Video as Time Machine

My main reason for advocating the broader use of video in operations is because it can see and remember things that we can’t see or remember any other way. There are a lot of aspects to this perspective, but I think I can make my point by looking at the topic of task speed and timing in business and industrial tasks.

Video Manipulates Time

This diagram summarizes the challenge that time poses in our attempts to understand and describe real-world actions. Many activities happen so slowly that no one has the patience to sit and observe them. Other activities happen so quickly that we can’t see what is happening. In between, activities take place at different speeds. We may understand part of what is happening, but we can’t follow all of it … and then we can’t remember most of what we’ve seen.

The vast majority of business and process instruction is written with prose and pictures to explain what should be done. It only contains weak guidance on how fast or at what pace the task should be performed. It is left for the reader to figure that out. Similarly, when we use prose and graphic tools to describe real-life actions that we see, the print medium’s limitations prevent it from accurately conveying the time dimension. Video, by contrast, exists for the purpose of recording activity as it unfolds over time. It can remember all of the action that took place, however long ago it happened. If actions are on video, we can always look back to see what happened.

But video can do much more with respect to time. It can accelerate or slow down time. The next two video clips show how waffles are ejected from the grill plates using a jet of air. The first video clip recorded the process at normal speed. It shows the finished waffles jumping off the grill. The movement is so rapid that it is hard to follow. You can see that they are ejected, but the details happen so fast that you can’t tell much more.
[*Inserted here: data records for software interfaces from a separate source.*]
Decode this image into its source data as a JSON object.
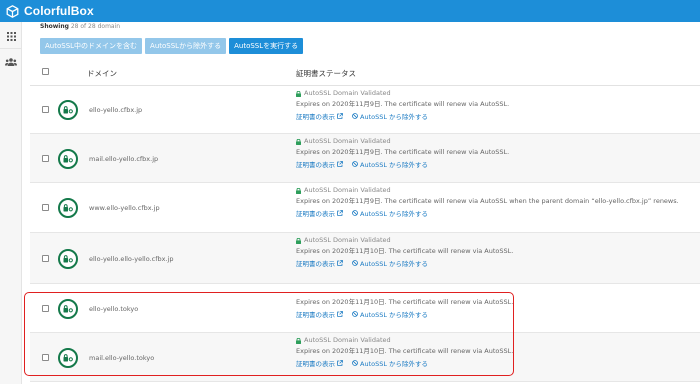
{
  "app": {
    "title": "ColorfulBox",
    "logo_icon": "cube-icon"
  },
  "colors": {
    "brand": "#1d8ed8",
    "success": "#14794a",
    "link": "#1d7cc4",
    "highlight": "#e02020"
  },
  "sidebar": {
    "items": [
      {
        "icon": "apps-grid-icon"
      },
      {
        "icon": "users-icon"
      }
    ]
  },
  "showing": {
    "prefix": "Showing",
    "suffix": "28 of 28 domain"
  },
  "actions": {
    "include_label": "AutoSSL中のドメインを含む",
    "exclude_label": "AutoSSLから除外する",
    "run_label": "AutoSSLを実行する"
  },
  "table": {
    "headers": {
      "domain": "ドメイン",
      "status": "証明書ステータス"
    },
    "rows": [
      {
        "domain": "ello-yello.cfbx.jp",
        "status": "AutoSSL Domain Validated",
        "expires": "Expires on 2020年11月9日. The certificate will renew via AutoSSL.",
        "view_label": "証明書の表示",
        "exclude_label": "AutoSSL から除外する"
      },
      {
        "domain": "mail.ello-yello.cfbx.jp",
        "status": "AutoSSL Domain Validated",
        "expires": "Expires on 2020年11月9日. The certificate will renew via AutoSSL.",
        "view_label": "証明書の表示",
        "exclude_label": "AutoSSL から除外する"
      },
      {
        "domain": "www.ello-yello.cfbx.jp",
        "status": "AutoSSL Domain Validated",
        "expires": "Expires on 2020年11月9日. The certificate will renew via AutoSSL when the parent domain “ello-yello.cfbx.jp” renews.",
        "view_label": "証明書の表示",
        "exclude_label": "AutoSSL から除外する"
      },
      {
        "domain": "ello-yello.ello-yello.cfbx.jp",
        "status": "AutoSSL Domain Validated",
        "expires": "Expires on 2020年11月10日. The certificate will renew via AutoSSL.",
        "view_label": "証明書の表示",
        "exclude_label": "AutoSSL から除外する"
      },
      {
        "domain": "ello-yello.tokyo",
        "status": "",
        "expires": "Expires on 2020年11月10日. The certificate will renew via AutoSSL.",
        "view_label": "証明書の表示",
        "exclude_label": "AutoSSL から除外する"
      },
      {
        "domain": "mail.ello-yello.tokyo",
        "status": "AutoSSL Domain Validated",
        "expires": "Expires on 2020年11月10日. The certificate will renew via AutoSSL.",
        "view_label": "証明書の表示",
        "exclude_label": "AutoSSL から除外する"
      }
    ]
  }
}
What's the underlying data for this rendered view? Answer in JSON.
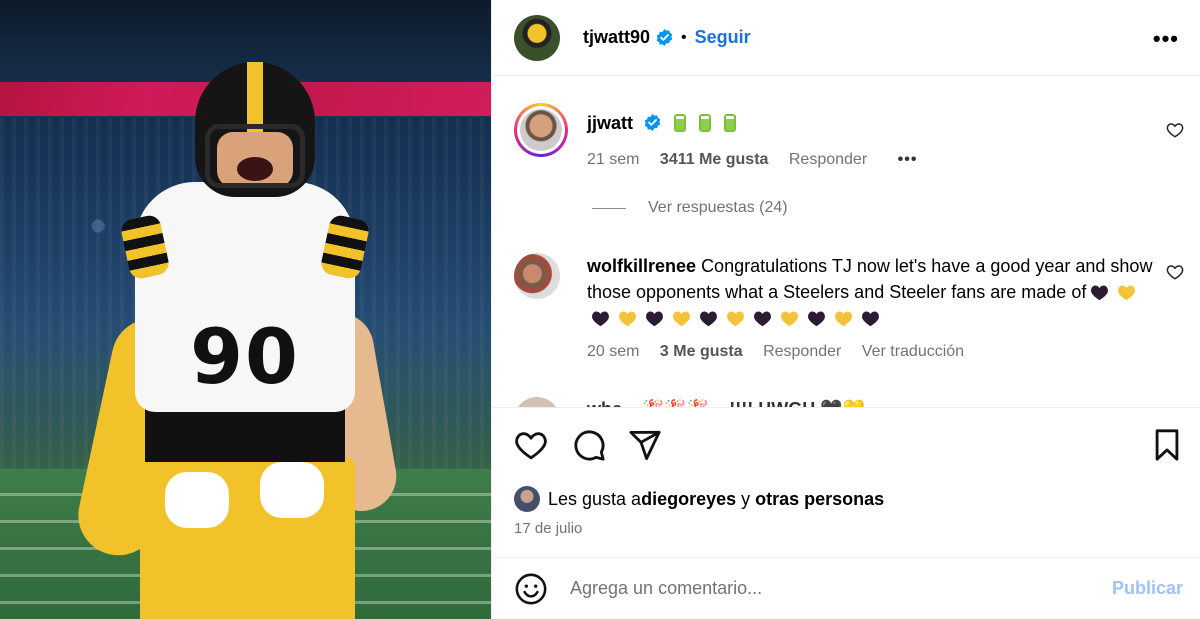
{
  "post": {
    "author": "tjwatt90",
    "follow_label": "Seguir",
    "separator": "•",
    "more_label": "•••",
    "image_alt": "Jugador de los Steelers con el número 90"
  },
  "comments": [
    {
      "user": "jjwatt",
      "verified": true,
      "text": "",
      "badges": [
        "battery-emoji",
        "battery-emoji",
        "battery-emoji"
      ],
      "time": "21 sem",
      "likes": "3411 Me gusta",
      "reply": "Responder",
      "more": "•••"
    },
    {
      "user": "wolfkillrenee",
      "text_start": "Congratulations TJ now let's have a good year and show those opponents what a Steelers and Steeler fans are made of",
      "hearts": [
        "black",
        "yellow",
        "black",
        "yellow",
        "black",
        "yellow",
        "black",
        "yellow",
        "black",
        "yellow",
        "black",
        "yellow",
        "black"
      ],
      "time": "20 sem",
      "likes": "3 Me gusta",
      "reply": "Responder",
      "translate": "Ver traducción"
    },
    {
      "partial_text": "whe... 🎉🎉🎉 ...!!!! HWGH 🖤💛"
    }
  ],
  "replies_label": "Ver respuestas (24)",
  "actions": {
    "like_icon": "heart-icon",
    "comment_icon": "comment-icon",
    "share_icon": "share-icon",
    "save_icon": "bookmark-icon"
  },
  "liked_by": {
    "prefix": "Les gusta a ",
    "user": "diegoreyes",
    "middle": " y ",
    "suffix": "otras personas"
  },
  "date": "17 de julio",
  "composer": {
    "placeholder": "Agrega un comentario...",
    "post_label": "Publicar"
  },
  "colors": {
    "accent": "#1e6fe4",
    "post_disabled": "#9fc2f6",
    "secondary_text": "#737373",
    "steelers_gold": "#f2c22b"
  }
}
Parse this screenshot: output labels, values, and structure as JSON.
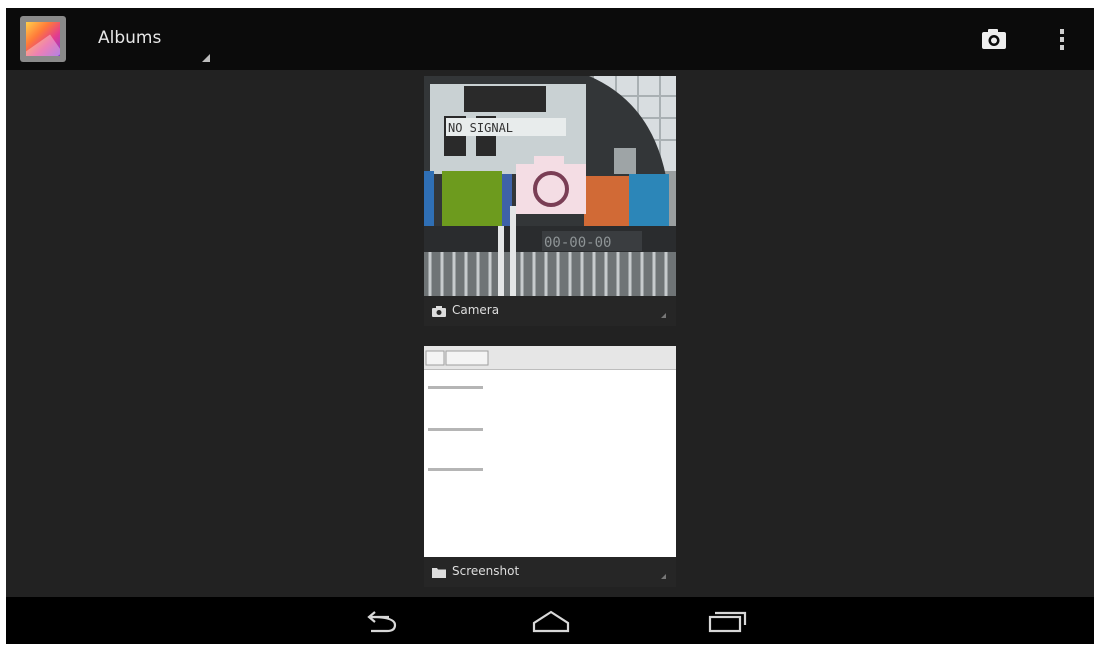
{
  "action_bar": {
    "app_icon": "gallery-icon",
    "spinner_label": "Albums",
    "camera_icon": "camera-icon",
    "overflow_icon": "overflow-menu-icon"
  },
  "albums": [
    {
      "label": "Camera",
      "icon": "camera-icon",
      "thumbnail_text": "NO SIGNAL"
    },
    {
      "label": "Screenshot",
      "icon": "folder-icon"
    }
  ],
  "nav_bar": {
    "back_icon": "back-icon",
    "home_icon": "home-icon",
    "recents_icon": "recent-apps-icon"
  },
  "colors": {
    "background": "#222222",
    "action_bar": "#0b0b0b",
    "nav_bar": "#000000",
    "caption_bg": "#282828"
  }
}
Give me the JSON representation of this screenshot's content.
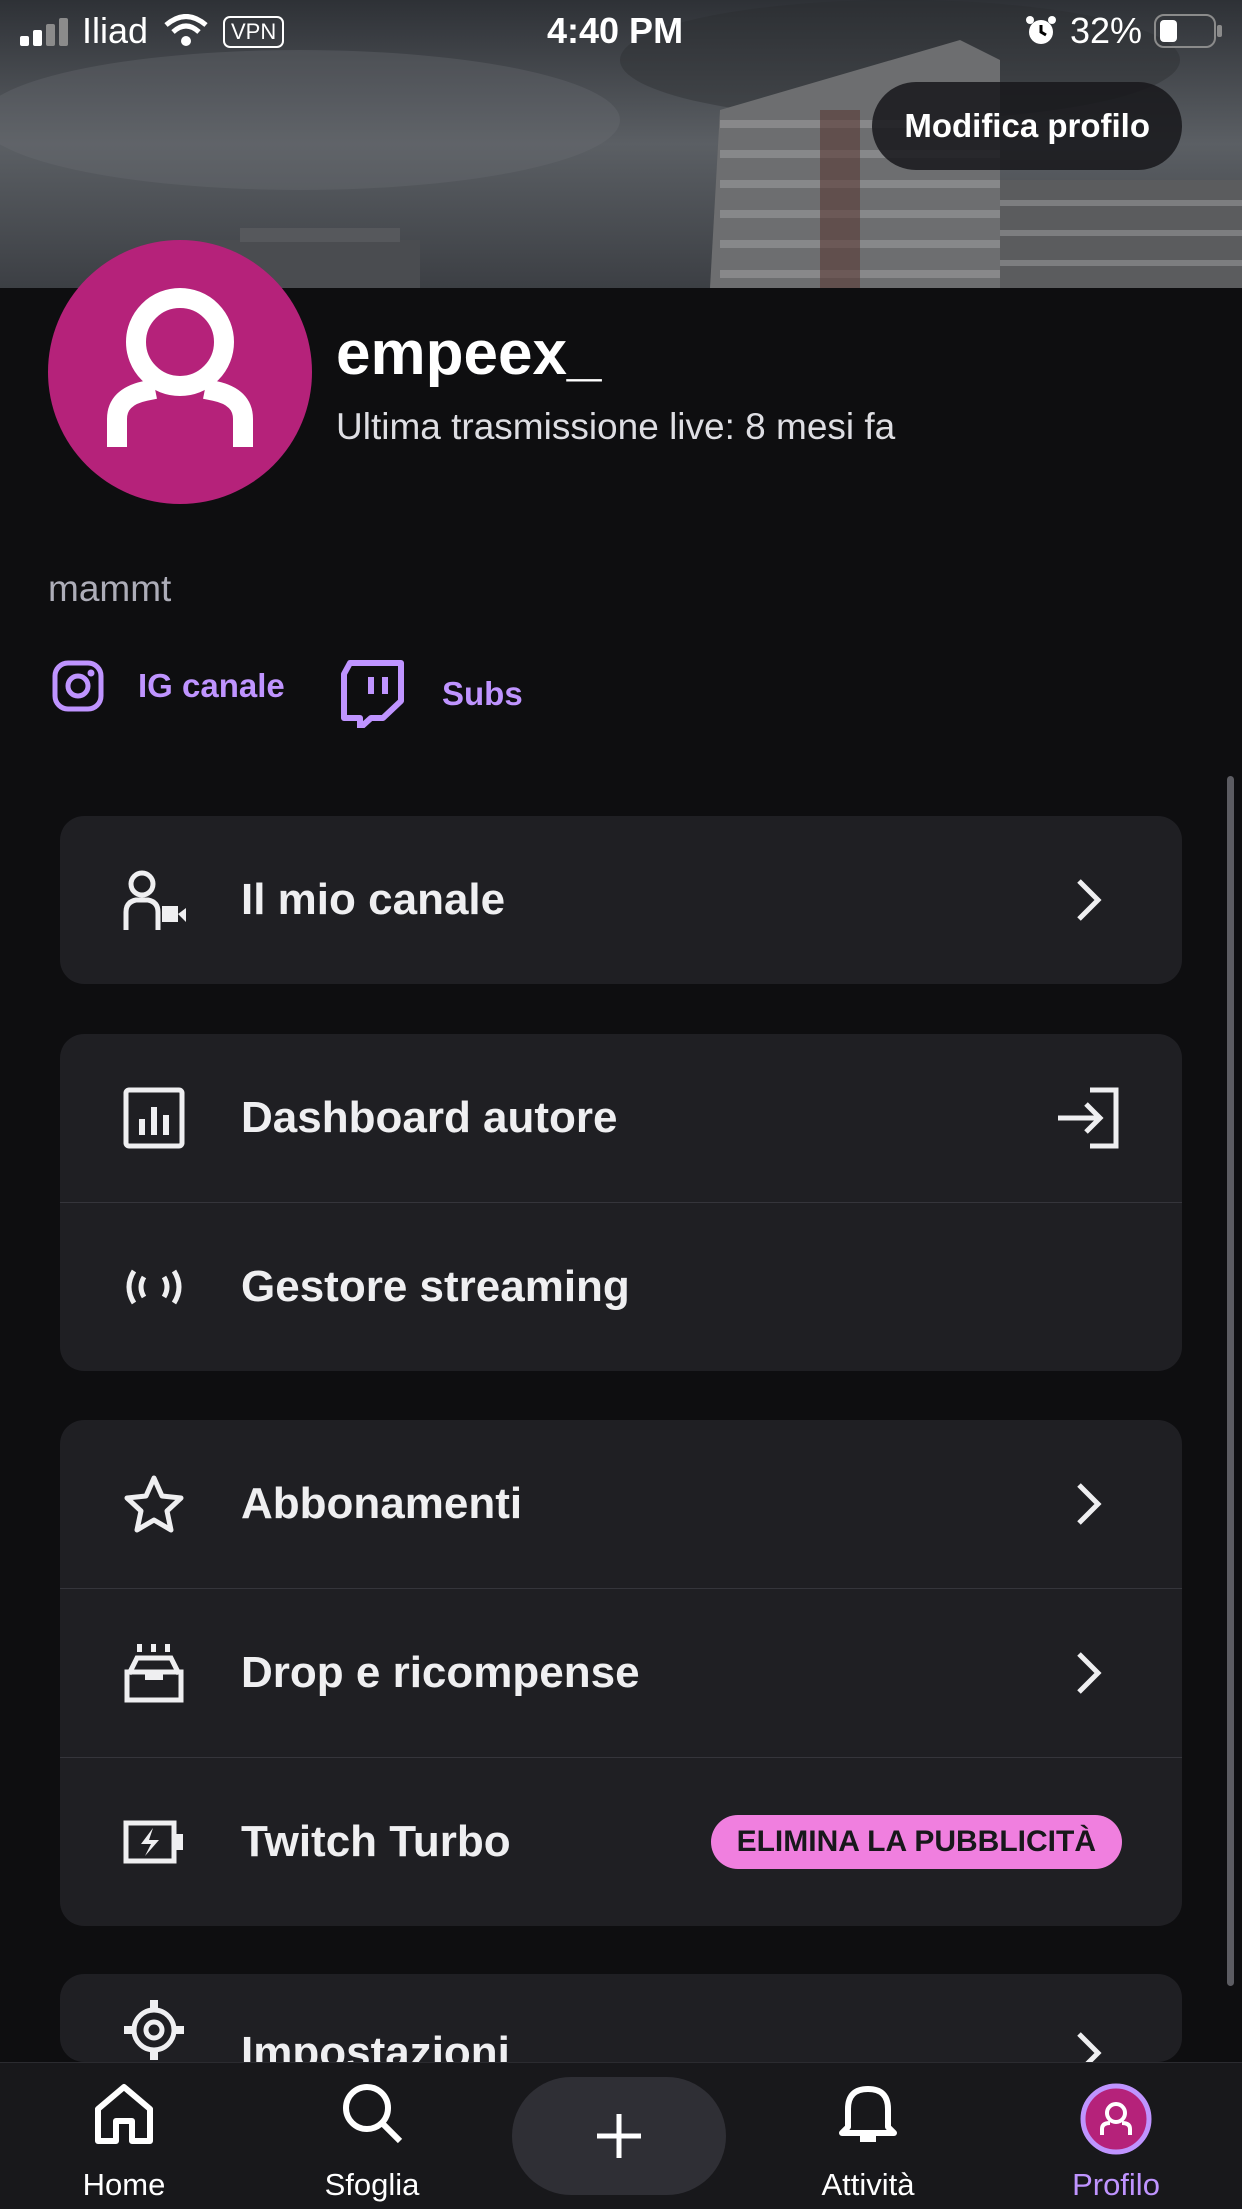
{
  "status_bar": {
    "carrier": "Iliad",
    "vpn": "VPN",
    "time": "4:40 PM",
    "battery": "32%"
  },
  "header": {
    "edit_profile": "Modifica profilo"
  },
  "profile": {
    "username": "empeex_",
    "last_live": "Ultima trasmissione live: 8 mesi fa",
    "bio": "mammt",
    "links": [
      {
        "label": "IG canale",
        "icon": "instagram-icon"
      },
      {
        "label": "Subs",
        "icon": "twitch-icon"
      }
    ]
  },
  "menu": {
    "my_channel": "Il mio canale",
    "creator_dashboard": "Dashboard autore",
    "stream_manager": "Gestore streaming",
    "subscriptions": "Abbonamenti",
    "drops": "Drop e ricompense",
    "turbo": "Twitch Turbo",
    "turbo_badge": "ELIMINA LA PUBBLICITÀ",
    "settings": "Impostazioni"
  },
  "nav": {
    "home": "Home",
    "browse": "Sfoglia",
    "create": "+",
    "activity": "Attività",
    "profile": "Profilo"
  },
  "colors": {
    "background": "#0e0e10",
    "card": "#1f1f23",
    "accent": "#bf94ff",
    "avatar": "#b5227a",
    "badge": "#f07fdf"
  }
}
Here, the same waffle ejection process was recorded at a higher than normal frame rate … 300 frames per second in this case … creating a slow motion effect when replayed at standard speed. I took two excerpts from the video clip and made a blend. Now we can see far more information about the process behavior. You can see how the waffles frequently bounce on the conveyor. Some waffles even tip over. With the blend, it is now evident that one location on the grill plate exhibits more variation than others. One might suspect that the air jet is clogged or otherwise unreliable.

Camera Technology

To unleash the full power of video to manipulate time you will want to control video speed in both recording and replay. Dartfish has tools to adjust speed after the video has been recorded. However, to finely control your view of time, you need a camera that can record video at different speeds. Fortunately, the hardware to do this has become widely available and much less expensive. The videos in the Hartybake sequence were recorded with the JVC Everio gc-px100 camcorder.

This remarkable camera costs about $1000 and can record video in full HD at speeds up to 120 frames per second (and speeds up to 600 frames per second with lower resolution). It can also do time lapse recording as slowly as 1/80th frame per second (1 frame every 1.3 minutes). With these features and performance, most industrial organizations could afford to keep one in a cabinet or desk somewhere. You probably won’t need the speed range except occasionally. However, when the need arises, a high speed video recording that is subsequently analyzed in Dartfish might let you see important things that your unaided eye would never suspect were there.